Some early reviews commented on Denny’s lack of emotion, lack of empathy, and alleged sociopathic behavior…I saw Hard Mouth/Denny more in keeping with Camus’s/The Stranger’s Meursault, whom I doubt anyone would compare to a sociopath. It made me wonder if this was a sexist comment on the reviewers’ behalves, as though a woman must be practically hysterical with emotion to be considered “normal,” whereas a man can be quite reserved, emotionally speaking, to the point of seeming almost emotionless, and have no such mental health assessments made regarding him. (I’m thinking, too, of the criticism of Didion’s Play It As It Lays, another favorite novel of mine.) I think when speaking of Camus’s Meursault back in the 40s, he was described as objective, rather than sociopathic. How do you view Denny?
Denny isn’t objective, but neither is Meursault. Both are damaged by grief and by the expectations of human emotion and the customary expression of same. The Stranger is an important book to both of us. I thought about it a lot (though mostly in terms of structure) as I began the novel.
Denny has regret, shame, and only some charm, which probably disqualifies her from being a diagnosable sociopath. Sociopathy, or antisocial personality disorder, is a very specific diagnosis; it doesn’t just mean “doesn’t express/experience feelings the way others do.” I think terming her “sociopathic” may have more to do with the tendency of our current culture to diagnose. It happens in classrooms, in reviews.

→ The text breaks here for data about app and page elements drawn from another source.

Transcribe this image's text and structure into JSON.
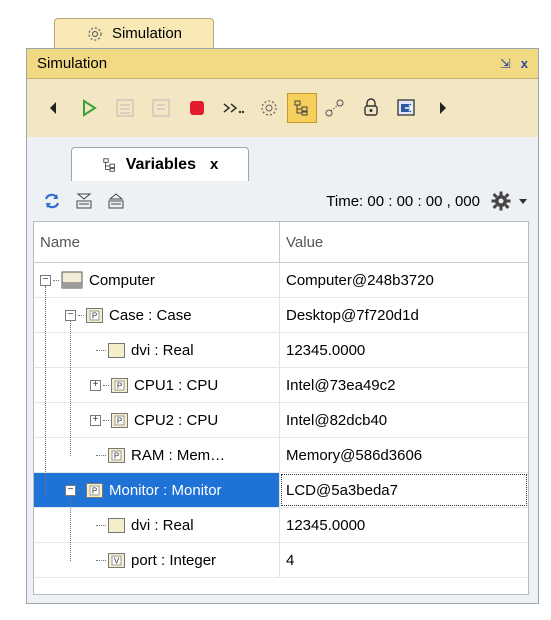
{
  "outer_tab": {
    "label": "Simulation"
  },
  "panel": {
    "title": "Simulation",
    "restore_label": "⇲",
    "close_label": "x"
  },
  "toolbar": {
    "buttons": [
      {
        "name": "step-back-icon"
      },
      {
        "name": "run-icon"
      },
      {
        "name": "step-into-icon"
      },
      {
        "name": "step-over-icon"
      },
      {
        "name": "terminate-icon"
      },
      {
        "name": "step-out-icon"
      },
      {
        "name": "breakpoint-icon"
      },
      {
        "name": "variables-icon",
        "selected": true
      },
      {
        "name": "breakpoints-view-icon"
      },
      {
        "name": "lock-icon"
      },
      {
        "name": "export-icon"
      },
      {
        "name": "step-forward-icon"
      }
    ]
  },
  "variables_tab": {
    "label": "Variables",
    "close_label": "x"
  },
  "time": {
    "label": "Time:",
    "value": "00 : 00 : 00 , 000"
  },
  "table": {
    "columns": [
      "Name",
      "Value"
    ],
    "rows": [
      {
        "name": "Computer",
        "value": "Computer@248b3720",
        "level": 0,
        "expander": "minus",
        "icon": "class",
        "selected": false
      },
      {
        "name": "Case : Case",
        "value": "Desktop@7f720d1d",
        "level": 1,
        "expander": "minus",
        "icon": "P",
        "selected": false
      },
      {
        "name": "dvi : Real",
        "value": "12345.0000",
        "level": 2,
        "expander": "none",
        "icon": "blank",
        "selected": false
      },
      {
        "name": "CPU1 : CPU",
        "value": "Intel@73ea49c2",
        "level": 2,
        "expander": "plus",
        "icon": "P",
        "selected": false
      },
      {
        "name": "CPU2 : CPU",
        "value": "Intel@82dcb40",
        "level": 2,
        "expander": "plus",
        "icon": "P",
        "selected": false
      },
      {
        "name": "RAM : Mem…",
        "value": "Memory@586d3606",
        "level": 2,
        "expander": "none",
        "icon": "P",
        "selected": false
      },
      {
        "name": "Monitor : Monitor",
        "value": "LCD@5a3beda7",
        "level": 1,
        "expander": "minus",
        "icon": "P",
        "selected": true
      },
      {
        "name": "dvi : Real",
        "value": "12345.0000",
        "level": 2,
        "expander": "none",
        "icon": "blank",
        "selected": false
      },
      {
        "name": "port : Integer",
        "value": "4",
        "level": 2,
        "expander": "none",
        "icon": "V",
        "selected": false
      }
    ]
  },
  "colors": {
    "accent_title": "#f2d984",
    "selection": "#1f73d6",
    "toolbar_bg": "#f3e6c3"
  }
}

But lately—and this is something that came from discussions in therapy and more recently reading Juliet Escoria’s novel Juliet the Maniac—I’ve been thinking about the gradations of human behavior, how it’s only extremity that makes a behavior pathology. An obvious but important thing that I think troubles the line between the “normal” and the “diseased.” Because of course that line is fictional.
For me, and in part because of the double standard you note, it’s important that Denny is a woman, behaving the way she does. The social norms for behavior, especially around emotional labor and family, feel more oppressively prescriptive for women than for anyone else. Or traditionally that’s been true. Women with any volume to their emotions are hysterical, and those who keep quiet are cold. There is no way to win. Whatever winning means. But there is a traditional expectation that men be invulnerable, and that can be oppressive, too. Denny’s relationship to her own gender is conflicted because she sees the binary as strict, and the expectations for women are alienating to her own understanding of herself and how she operates.
What is the significance of the title Hard Mouth? I know when I read the novel in an earlier version it had a different title. How did you decide on this one?
It’s been called a lot of things, in the past 8 years. The first title was How to Live in a World Slowly Dying, which I loved at the time but which makes me shudder now. It was also, at one point, called Blow Up, because Eugene Pallette was paranoid the Russians would bomb L.A., referring to it as “the big blow-up.” But that was difficult because of the film and because of the Cortazar book.
When I submitted it to my agent, it was Get Away, and she suggested I might want to keep thinking. Fair. I made a big list. I brainstormed with friends. Some outtakes: Next Trick; Water, Air, & Land; Hightail; the regrettable/funny My Two Deaths.
I ended up with “hard mouth,” a term for a hunting dog with a relentless bite, a dog who won’t let go.
Lastly, why do you think Denny doesn’t think to bring alcohol with her to the cabin? Only painkillers. Whiskey, in centuries past, was often used medicinally, as well as for pleasure. It seems like something one might want when out in a cabin in the middle of the wilderness. And Denny does tipple earlier in the novel, so it’s not as though she is opposed…
I don’t think it occurs to her!